## Provided records:
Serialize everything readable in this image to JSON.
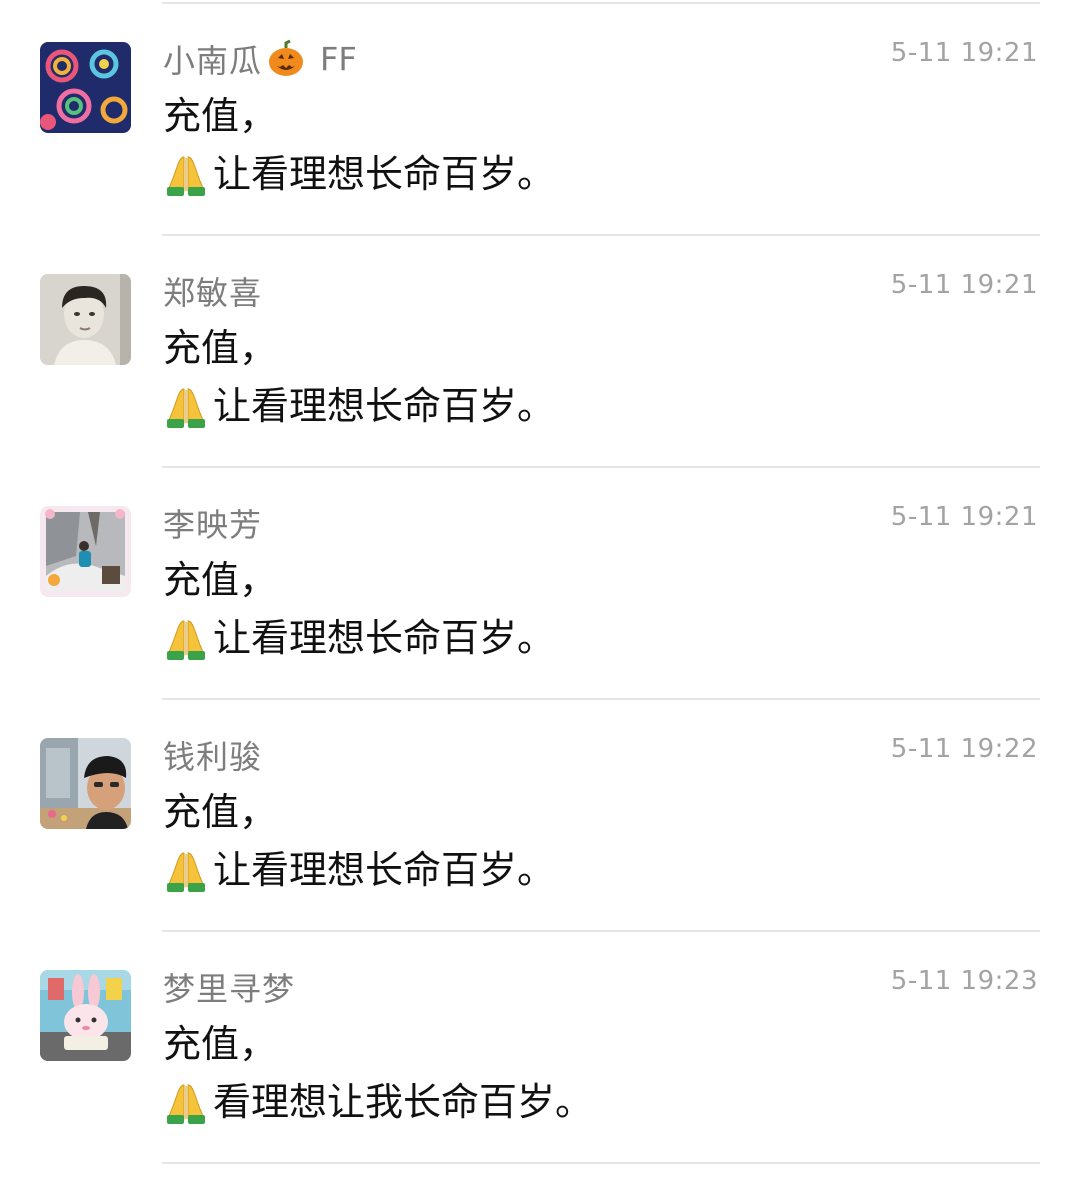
{
  "feed": {
    "items": [
      {
        "name": "小南瓜",
        "name_emoji": "pumpkin-icon",
        "name_suffix": "FF",
        "time": "5-11 19:21",
        "line1": "充值，",
        "line2_emoji": "folded-hands-icon",
        "line2": "让看理想长命百岁。",
        "avatar": "pattern-avatar"
      },
      {
        "name": "郑敏喜",
        "time": "5-11 19:21",
        "line1": "充值，",
        "line2_emoji": "folded-hands-icon",
        "line2": "让看理想长命百岁。",
        "avatar": "portrait-avatar"
      },
      {
        "name": "李映芳",
        "time": "5-11 19:21",
        "line1": "充值，",
        "line2_emoji": "folded-hands-icon",
        "line2": "让看理想长命百岁。",
        "avatar": "outdoor-photo-avatar"
      },
      {
        "name": "钱利骏",
        "time": "5-11 19:22",
        "line1": "充值，",
        "line2_emoji": "folded-hands-icon",
        "line2": "让看理想长命百岁。",
        "avatar": "selfie-avatar"
      },
      {
        "name": "梦里寻梦",
        "time": "5-11 19:23",
        "line1": "充值，",
        "line2_emoji": "folded-hands-icon",
        "line2": "看理想让我长命百岁。",
        "avatar": "cartoon-rabbit-avatar"
      }
    ]
  },
  "colors": {
    "name": "#7d7d7d",
    "time": "#a3a3a3",
    "message": "#111111",
    "divider": "#e6e6e6"
  }
}
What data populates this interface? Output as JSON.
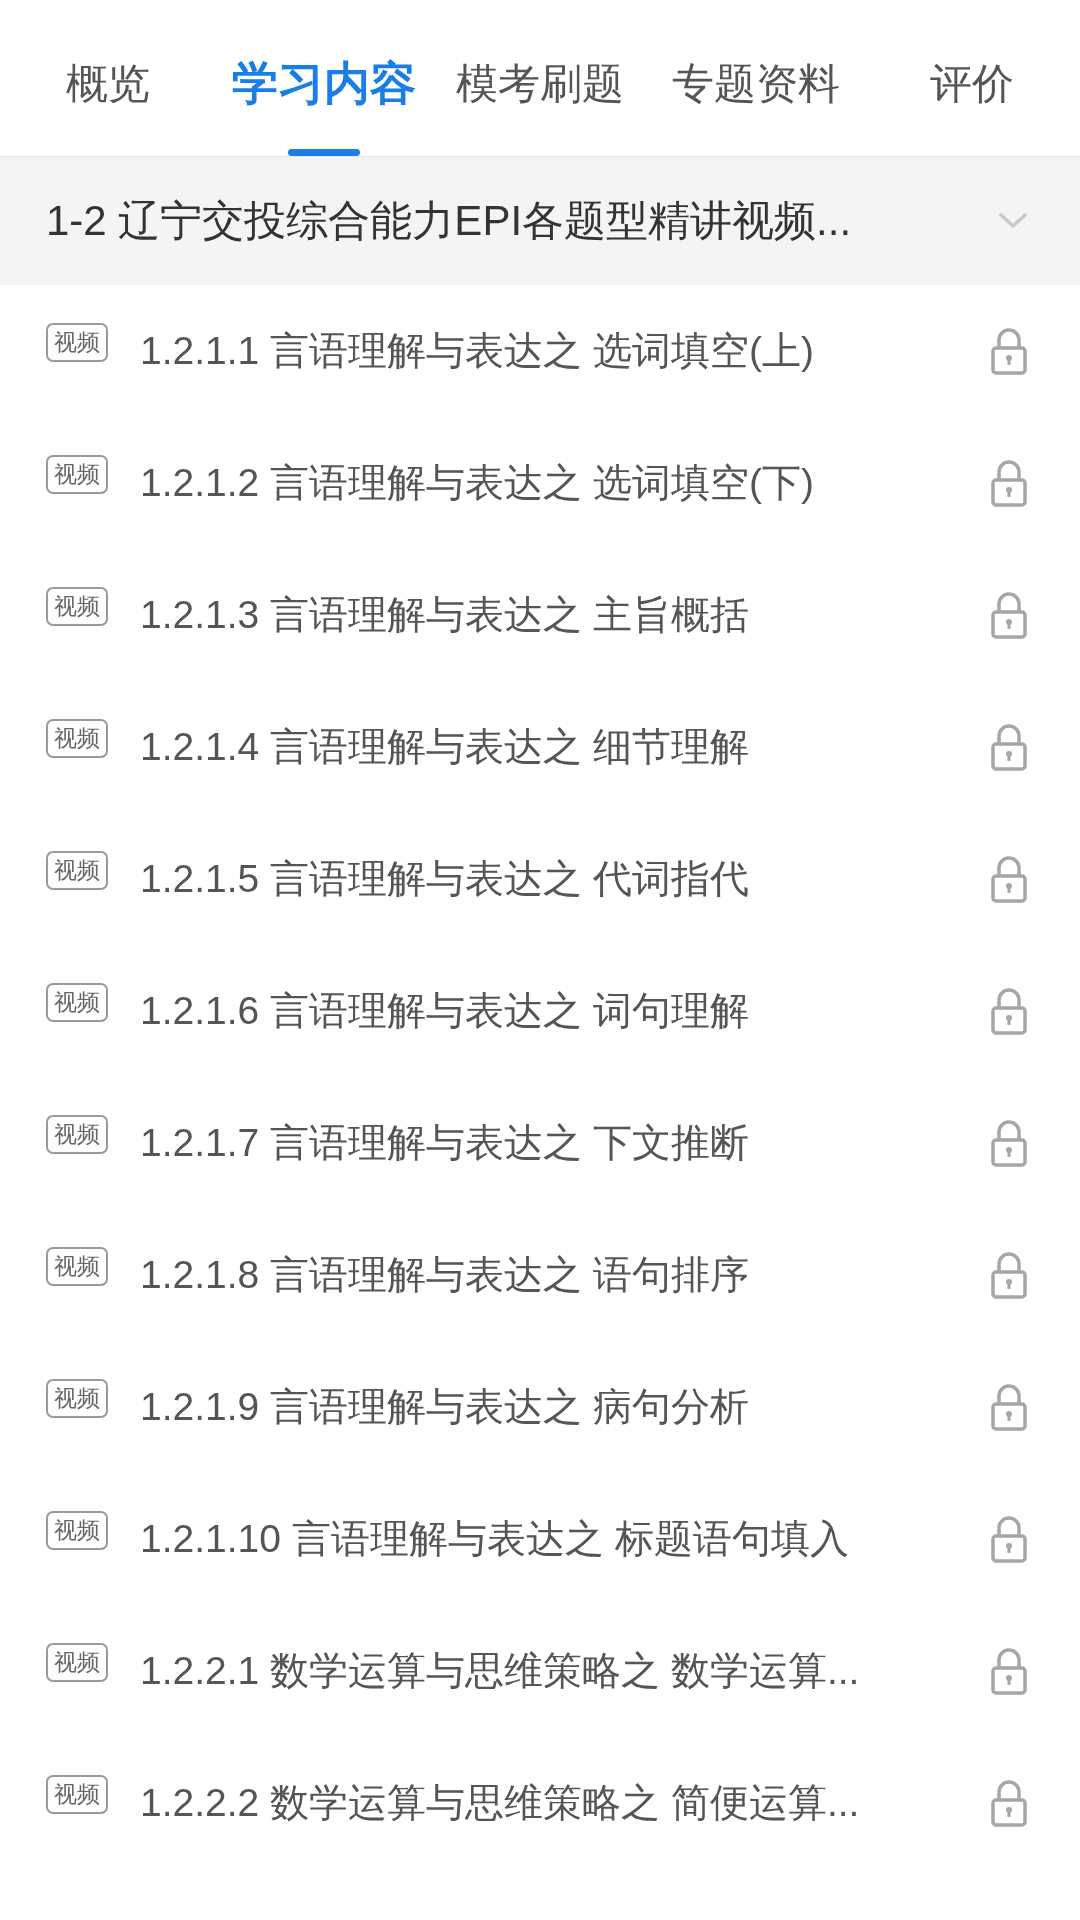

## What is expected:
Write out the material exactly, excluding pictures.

## Task response:
Serialize everything readable in this image to JSON.
{
  "feed": {
    "items": [
      {
        "name": "小南瓜",
        "name_emoji": "pumpkin-icon",
        "name_suffix": "FF",
        "time": "5-11 19:21",
        "line1": "充值，",
        "line2_emoji": "folded-hands-icon",
        "line2": "让看理想长命百岁。",
        "avatar": "pattern-avatar"
      },
      {
        "name": "郑敏喜",
        "time": "5-11 19:21",
        "line1": "充值，",
        "line2_emoji": "folded-hands-icon",
        "line2": "让看理想长命百岁。",
        "avatar": "portrait-avatar"
      },
      {
        "name": "李映芳",
        "time": "5-11 19:21",
        "line1": "充值，",
        "line2_emoji": "folded-hands-icon",
        "line2": "让看理想长命百岁。",
        "avatar": "outdoor-photo-avatar"
      },
      {
        "name": "钱利骏",
        "time": "5-11 19:22",
        "line1": "充值，",
        "line2_emoji": "folded-hands-icon",
        "line2": "让看理想长命百岁。",
        "avatar": "selfie-avatar"
      },
      {
        "name": "梦里寻梦",
        "time": "5-11 19:23",
        "line1": "充值，",
        "line2_emoji": "folded-hands-icon",
        "line2": "看理想让我长命百岁。",
        "avatar": "cartoon-rabbit-avatar"
      }
    ]
  },
  "colors": {
    "name": "#7d7d7d",
    "time": "#a3a3a3",
    "message": "#111111",
    "divider": "#e6e6e6"
  }
}
What data populates this interface? Output as JSON.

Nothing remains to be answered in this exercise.